__Extracted material__:
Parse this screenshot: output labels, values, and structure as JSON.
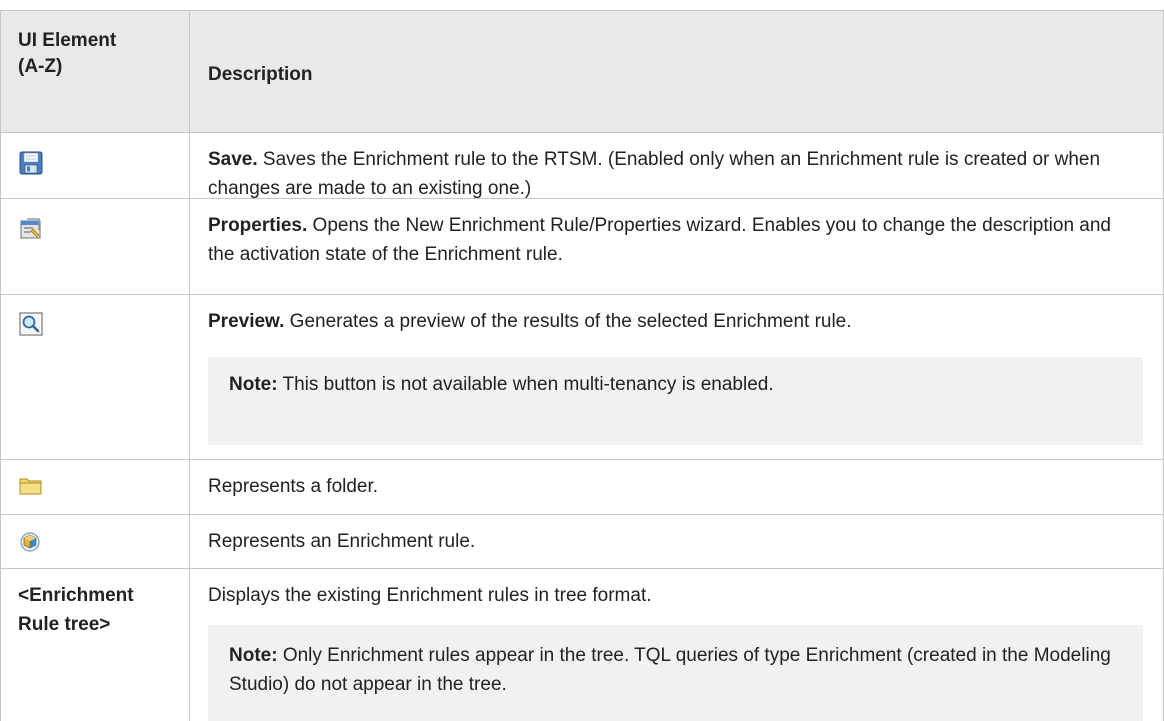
{
  "header": {
    "col1": "UI Element (A-Z)",
    "col1_line1": "UI Element",
    "col1_line2": "(A-Z)",
    "col2": "Description"
  },
  "rows": [
    {
      "icon": "save-icon",
      "term": "Save.",
      "text": " Saves the Enrichment rule to the RTSM. (Enabled only when an Enrichment rule is created or when changes are made to an existing one.)"
    },
    {
      "icon": "properties-icon",
      "term": "Properties.",
      "text": " Opens the New Enrichment Rule/Properties wizard. Enables you to change the description and the activation state of the Enrichment rule."
    },
    {
      "icon": "preview-icon",
      "term": "Preview.",
      "text": " Generates a preview of the results of the selected Enrichment rule.",
      "note_label": "Note:",
      "note_text": " This button is not available when multi-tenancy is enabled."
    },
    {
      "icon": "folder-icon",
      "text": "Represents a folder."
    },
    {
      "icon": "enrichment-rule-icon",
      "text": "Represents an Enrichment rule."
    },
    {
      "element": "<Enrichment Rule tree>",
      "element_line1": "<Enrichment",
      "element_line2": "Rule tree>",
      "text": "Displays the existing Enrichment rules in tree format.",
      "note_label": "Note:",
      "note_text": " Only Enrichment rules appear in the tree. TQL queries of type Enrichment (created in the Modeling Studio) do not appear in the tree."
    }
  ]
}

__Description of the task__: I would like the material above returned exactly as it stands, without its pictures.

__Reply__:
Parse this screenshot: output labels, values, and structure as JSON.
{
  "header": {
    "col1": "UI Element (A-Z)",
    "col1_line1": "UI Element",
    "col1_line2": "(A-Z)",
    "col2": "Description"
  },
  "rows": [
    {
      "icon": "save-icon",
      "term": "Save.",
      "text": " Saves the Enrichment rule to the RTSM. (Enabled only when an Enrichment rule is created or when changes are made to an existing one.)"
    },
    {
      "icon": "properties-icon",
      "term": "Properties.",
      "text": " Opens the New Enrichment Rule/Properties wizard. Enables you to change the description and the activation state of the Enrichment rule."
    },
    {
      "icon": "preview-icon",
      "term": "Preview.",
      "text": " Generates a preview of the results of the selected Enrichment rule.",
      "note_label": "Note:",
      "note_text": " This button is not available when multi-tenancy is enabled."
    },
    {
      "icon": "folder-icon",
      "text": "Represents a folder."
    },
    {
      "icon": "enrichment-rule-icon",
      "text": "Represents an Enrichment rule."
    },
    {
      "element": "<Enrichment Rule tree>",
      "element_line1": "<Enrichment",
      "element_line2": "Rule tree>",
      "text": "Displays the existing Enrichment rules in tree format.",
      "note_label": "Note:",
      "note_text": " Only Enrichment rules appear in the tree. TQL queries of type Enrichment (created in the Modeling Studio) do not appear in the tree."
    }
  ]
}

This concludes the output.